* _RECORDS PROVIDED_:
= = = = =

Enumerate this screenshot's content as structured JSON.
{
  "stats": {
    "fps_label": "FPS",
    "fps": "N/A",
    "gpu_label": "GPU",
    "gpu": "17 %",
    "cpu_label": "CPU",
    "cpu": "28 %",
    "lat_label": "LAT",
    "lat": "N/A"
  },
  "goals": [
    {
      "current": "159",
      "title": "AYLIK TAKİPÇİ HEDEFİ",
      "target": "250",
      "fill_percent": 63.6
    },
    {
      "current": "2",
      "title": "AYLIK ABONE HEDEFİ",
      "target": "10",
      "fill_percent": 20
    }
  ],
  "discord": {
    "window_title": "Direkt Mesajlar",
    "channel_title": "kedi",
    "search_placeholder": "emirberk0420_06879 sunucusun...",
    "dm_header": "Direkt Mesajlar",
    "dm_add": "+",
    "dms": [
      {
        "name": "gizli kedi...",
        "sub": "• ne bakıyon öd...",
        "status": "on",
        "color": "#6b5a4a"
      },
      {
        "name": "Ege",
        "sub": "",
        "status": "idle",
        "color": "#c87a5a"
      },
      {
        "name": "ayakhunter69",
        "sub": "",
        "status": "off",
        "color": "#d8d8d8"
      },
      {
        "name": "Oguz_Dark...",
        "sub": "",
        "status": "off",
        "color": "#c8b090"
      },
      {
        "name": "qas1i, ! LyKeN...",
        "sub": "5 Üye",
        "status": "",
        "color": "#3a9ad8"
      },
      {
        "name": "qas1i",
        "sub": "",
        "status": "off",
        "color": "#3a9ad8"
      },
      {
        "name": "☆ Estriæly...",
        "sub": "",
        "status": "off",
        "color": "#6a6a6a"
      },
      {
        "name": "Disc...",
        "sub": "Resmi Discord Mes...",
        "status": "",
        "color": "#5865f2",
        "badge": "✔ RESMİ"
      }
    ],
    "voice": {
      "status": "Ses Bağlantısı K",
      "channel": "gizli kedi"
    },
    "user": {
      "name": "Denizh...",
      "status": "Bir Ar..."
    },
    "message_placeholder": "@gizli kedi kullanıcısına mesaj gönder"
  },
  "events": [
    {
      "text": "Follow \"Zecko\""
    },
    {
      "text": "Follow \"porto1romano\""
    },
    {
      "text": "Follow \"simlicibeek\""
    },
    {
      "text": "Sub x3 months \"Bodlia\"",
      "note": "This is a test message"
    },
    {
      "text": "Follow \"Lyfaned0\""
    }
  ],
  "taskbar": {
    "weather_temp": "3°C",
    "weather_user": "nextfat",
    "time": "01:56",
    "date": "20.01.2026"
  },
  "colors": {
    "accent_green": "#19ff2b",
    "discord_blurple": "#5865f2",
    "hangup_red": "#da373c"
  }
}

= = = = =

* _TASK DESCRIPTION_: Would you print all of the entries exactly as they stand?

* _EXERCISE OUTPUT_:
Enumerate this screenshot's content as structured JSON.
{
  "stats": {
    "fps_label": "FPS",
    "fps": "N/A",
    "gpu_label": "GPU",
    "gpu": "17 %",
    "cpu_label": "CPU",
    "cpu": "28 %",
    "lat_label": "LAT",
    "lat": "N/A"
  },
  "goals": [
    {
      "current": "159",
      "title": "AYLIK TAKİPÇİ HEDEFİ",
      "target": "250",
      "fill_percent": 63.6
    },
    {
      "current": "2",
      "title": "AYLIK ABONE HEDEFİ",
      "target": "10",
      "fill_percent": 20
    }
  ],
  "discord": {
    "window_title": "Direkt Mesajlar",
    "channel_title": "kedi",
    "search_placeholder": "emirberk0420_06879 sunucusun...",
    "dm_header": "Direkt Mesajlar",
    "dm_add": "+",
    "dms": [
      {
        "name": "gizli kedi...",
        "sub": "• ne bakıyon öd...",
        "status": "on",
        "color": "#6b5a4a"
      },
      {
        "name": "Ege",
        "sub": "",
        "status": "idle",
        "color": "#c87a5a"
      },
      {
        "name": "ayakhunter69",
        "sub": "",
        "status": "off",
        "color": "#d8d8d8"
      },
      {
        "name": "Oguz_Dark...",
        "sub": "",
        "status": "off",
        "color": "#c8b090"
      },
      {
        "name": "qas1i, ! LyKeN...",
        "sub": "5 Üye",
        "status": "",
        "color": "#3a9ad8"
      },
      {
        "name": "qas1i",
        "sub": "",
        "status": "off",
        "color": "#3a9ad8"
      },
      {
        "name": "☆ Estriæly...",
        "sub": "",
        "status": "off",
        "color": "#6a6a6a"
      },
      {
        "name": "Disc...",
        "sub": "Resmi Discord Mes...",
        "status": "",
        "color": "#5865f2",
        "badge": "✔ RESMİ"
      }
    ],
    "voice": {
      "status": "Ses Bağlantısı K",
      "channel": "gizli kedi"
    },
    "user": {
      "name": "Denizh...",
      "status": "Bir Ar..."
    },
    "message_placeholder": "@gizli kedi kullanıcısına mesaj gönder"
  },
  "events": [
    {
      "text": "Follow \"Zecko\""
    },
    {
      "text": "Follow \"porto1romano\""
    },
    {
      "text": "Follow \"simlicibeek\""
    },
    {
      "text": "Sub x3 months \"Bodlia\"",
      "note": "This is a test message"
    },
    {
      "text": "Follow \"Lyfaned0\""
    }
  ],
  "taskbar": {
    "weather_temp": "3°C",
    "weather_user": "nextfat",
    "time": "01:56",
    "date": "20.01.2026"
  },
  "colors": {
    "accent_green": "#19ff2b",
    "discord_blurple": "#5865f2",
    "hangup_red": "#da373c"
  }
}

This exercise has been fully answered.